ONE WAY TO DEVELOP BARBECUE SAUCE
Excerpt from: Peace, Love, & Barbecue: Recipes, Secrets, Tall Tales, and Outright Lies from the Legends of Barbecue - by Mike Mills, Amy Mills Tunnicliffe
Many people start with a bottled sauce and doctor it up. You can cut the thickness (bottled sauces are usually too thick) and boost the spice fairly easily. My favorite bottled sauce is Maull's, out of St. Louis, and here are some ideas on how to doctor it. Start by simmering a bottle of sauce over low heat. Add 1/4 to 1/3 cup of cider vinegar or rice vinegar. Or put in the same amount of beer. A lot of people use Pepsi, which gives a sweet, caramel flavor. Add a tablespoon of granulated or fresh garlic. Throw in a little chili powder for an outdoorsy quality. Maybe add a tablespoon of Worcestershire sauce. A tablespoon of butter or prepared mustard tastes good, too. And you'd be surprised by how many sauces have a little chocolate in them.
Woody Wood and his wife, Cecelia, out of Waldenburg, Arkansas, came up with their barbecue sauce years ago using Wicker's as a base.
"Whatever did happen to Wicker's?" I wonder. "They used to be going like a house afire. There was a time that all winning barbecue teams used Wicker's. Let me put it to you this way: if they didn't use Wicker's, they didn't win."
"I used to buy it in 55-gallon drums." Woody tells me. "Well, the old boy who run it, the manager, me and him had a real close working relationship. He ended up quittin', and when he did, I thought, 'Man, this is not good.' They could have me over a barrel and raise the price of that to where I can't afford to buy it. Or they could say, 'Hey, we're not gonna sell you any more of this.'"
"That could be a problem," I agree.
"I had tried and tried and tried to make it. This here on the bottle says 'vinegar, salt, and spices.' That covers a lot of territory."
"You bet it does," I laugh. "Actually, I think I have a recipe for Wicker's; someone gave it to me a long time ago."

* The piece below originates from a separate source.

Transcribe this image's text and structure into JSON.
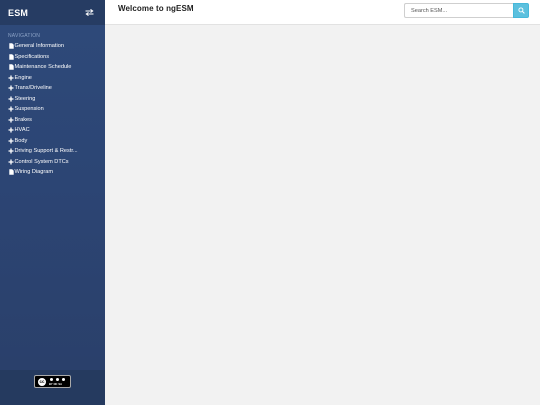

“Yeah, that old man who started Wicker's a long time ago, he was very loose-tongued with his recipe. But the only thing about it, he never told the same thing twice. I can't tell you how many people over the years that I've run into would say, 'Well, I know what's in that! Me and that old man used to go to barbecue cook-offs and we used to make that stuff.'”
"So I'd say, 'What's in it?' And he'd say, 'Well you've got this and this and this.' So I'd try it and then pour it out. Then I'd run into somebody else and get another recipe. And none of 'em was ever the same. I even got a recipe for Wicker's off the CB radio going down the interstate.”
"I worked on this recipe on and off for 10 years. Finally, I sat down and took all of these recipes that people have give me and I said, 'Well, I know that's not in there.' I kept working back and forth and finally, one day, I come up with it. Now we sell it as our Marinade and Baste."
About the Authors
MIKE MILLS is the only person to win three Grand World Champion titles at the Memphis in May International Barbecue Festival. He is also barbecue guru and partner at Danny Meyer's Blue Smoke restaurant in New York City and owner of six notable barbecue joints, two in Southern Illinois and four in Las Vegas.
AMY MILLS TUNNICLIFFE is a journalist and publicist. She also conducts training seminars and is a sought-after public speaker. She lives near Boston.
Reprinted from: Peace, Love and Barbecue; copyright © 2005 Mike Mills and Amy Mills Tunnicliffe. Permission granted by Rodale, Inc., Emmaus, PA 18098. Available wherever books are sold or directly from the publisher by calling (800) 848-4735 or visit their website at www.rodalestore.com.